━━━ DATA EXTRACT ━━━
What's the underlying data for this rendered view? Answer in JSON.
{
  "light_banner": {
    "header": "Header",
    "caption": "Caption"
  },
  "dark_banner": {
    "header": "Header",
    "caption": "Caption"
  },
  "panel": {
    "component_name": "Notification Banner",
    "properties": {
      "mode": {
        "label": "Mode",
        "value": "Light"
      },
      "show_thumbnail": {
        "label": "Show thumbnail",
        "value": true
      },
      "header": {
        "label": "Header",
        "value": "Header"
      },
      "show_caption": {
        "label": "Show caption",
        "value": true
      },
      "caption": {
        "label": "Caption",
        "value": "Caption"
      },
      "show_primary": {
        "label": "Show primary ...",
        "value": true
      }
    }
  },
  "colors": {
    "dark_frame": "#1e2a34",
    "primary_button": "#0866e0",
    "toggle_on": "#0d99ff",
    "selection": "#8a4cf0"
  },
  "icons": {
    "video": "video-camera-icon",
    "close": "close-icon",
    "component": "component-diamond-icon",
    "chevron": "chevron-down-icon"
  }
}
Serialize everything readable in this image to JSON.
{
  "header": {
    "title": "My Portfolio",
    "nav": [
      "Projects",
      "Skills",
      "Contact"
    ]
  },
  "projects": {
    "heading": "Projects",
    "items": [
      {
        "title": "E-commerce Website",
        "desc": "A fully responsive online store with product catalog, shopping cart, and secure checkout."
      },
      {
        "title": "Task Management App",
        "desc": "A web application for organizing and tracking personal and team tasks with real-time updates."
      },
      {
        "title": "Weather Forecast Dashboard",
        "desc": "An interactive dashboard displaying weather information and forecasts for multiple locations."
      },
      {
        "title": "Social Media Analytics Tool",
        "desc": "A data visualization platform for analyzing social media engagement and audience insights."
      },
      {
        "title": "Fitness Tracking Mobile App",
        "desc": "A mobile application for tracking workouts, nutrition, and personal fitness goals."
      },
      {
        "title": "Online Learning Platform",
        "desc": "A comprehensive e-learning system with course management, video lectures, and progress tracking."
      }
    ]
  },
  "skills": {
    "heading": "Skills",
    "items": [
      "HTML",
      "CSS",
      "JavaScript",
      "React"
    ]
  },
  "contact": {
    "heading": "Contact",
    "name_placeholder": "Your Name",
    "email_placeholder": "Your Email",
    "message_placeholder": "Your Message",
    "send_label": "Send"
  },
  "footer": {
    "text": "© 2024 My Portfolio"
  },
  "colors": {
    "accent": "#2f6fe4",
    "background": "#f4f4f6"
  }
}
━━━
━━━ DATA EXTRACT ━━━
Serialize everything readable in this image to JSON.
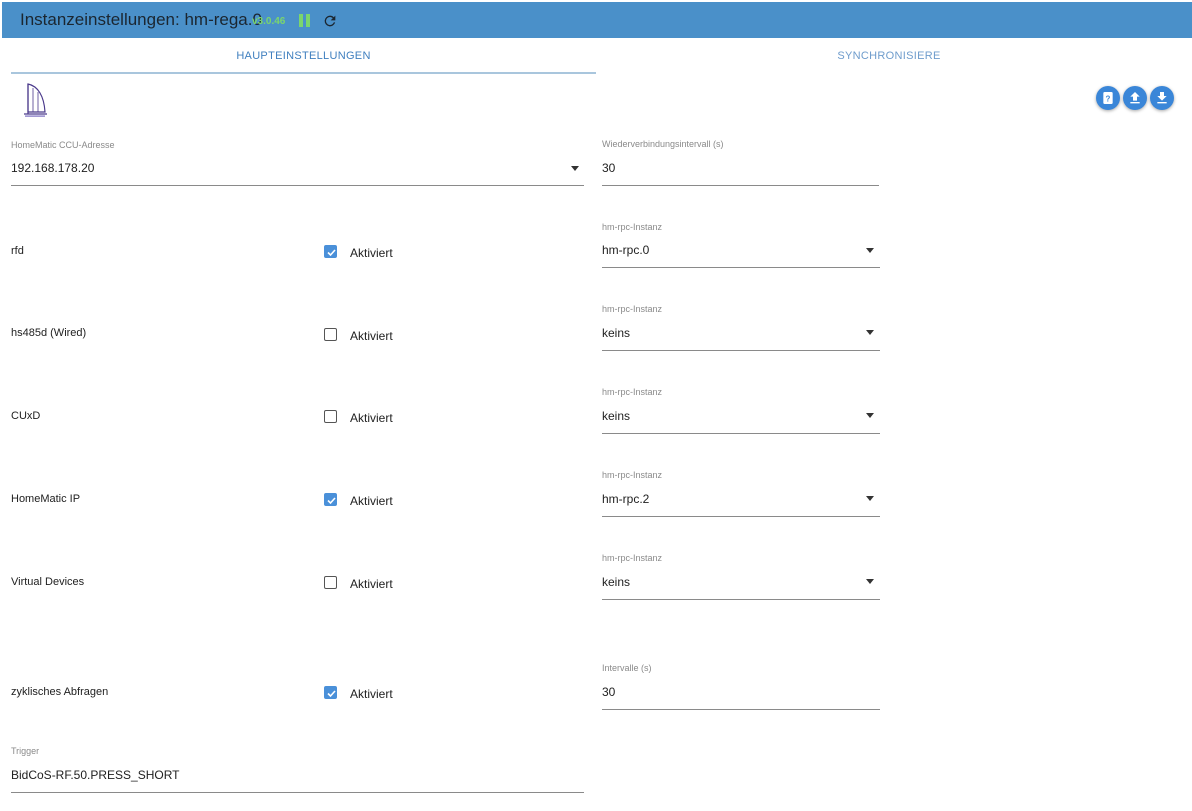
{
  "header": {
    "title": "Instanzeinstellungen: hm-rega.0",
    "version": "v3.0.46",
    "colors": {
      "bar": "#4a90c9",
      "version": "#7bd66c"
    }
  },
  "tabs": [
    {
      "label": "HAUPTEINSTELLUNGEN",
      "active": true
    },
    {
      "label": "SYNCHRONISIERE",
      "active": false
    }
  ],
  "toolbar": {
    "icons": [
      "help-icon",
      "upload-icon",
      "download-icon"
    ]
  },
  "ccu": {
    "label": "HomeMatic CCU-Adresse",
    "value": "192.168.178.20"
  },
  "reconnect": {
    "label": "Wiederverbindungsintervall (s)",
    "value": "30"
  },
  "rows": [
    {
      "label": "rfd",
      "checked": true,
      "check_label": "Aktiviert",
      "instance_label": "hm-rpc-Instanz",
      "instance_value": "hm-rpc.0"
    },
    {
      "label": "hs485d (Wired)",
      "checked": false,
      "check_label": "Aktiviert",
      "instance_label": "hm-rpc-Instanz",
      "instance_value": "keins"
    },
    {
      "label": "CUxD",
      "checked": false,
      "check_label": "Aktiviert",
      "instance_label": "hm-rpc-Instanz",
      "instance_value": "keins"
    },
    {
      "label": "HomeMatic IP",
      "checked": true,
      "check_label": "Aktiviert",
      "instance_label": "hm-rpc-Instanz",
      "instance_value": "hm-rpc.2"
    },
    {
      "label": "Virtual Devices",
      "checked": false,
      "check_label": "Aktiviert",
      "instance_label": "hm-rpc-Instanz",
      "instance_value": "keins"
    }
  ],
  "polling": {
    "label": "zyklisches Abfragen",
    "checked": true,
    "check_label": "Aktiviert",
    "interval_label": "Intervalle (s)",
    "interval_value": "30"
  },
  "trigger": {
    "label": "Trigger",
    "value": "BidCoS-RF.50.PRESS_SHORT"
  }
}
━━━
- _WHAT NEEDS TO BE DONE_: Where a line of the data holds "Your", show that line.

- _SOLVED PROBLEM_:
    "name_placeholder": "Your Name",
    "email_placeholder": "Your Email",
    "message_placeholder": "Your Message",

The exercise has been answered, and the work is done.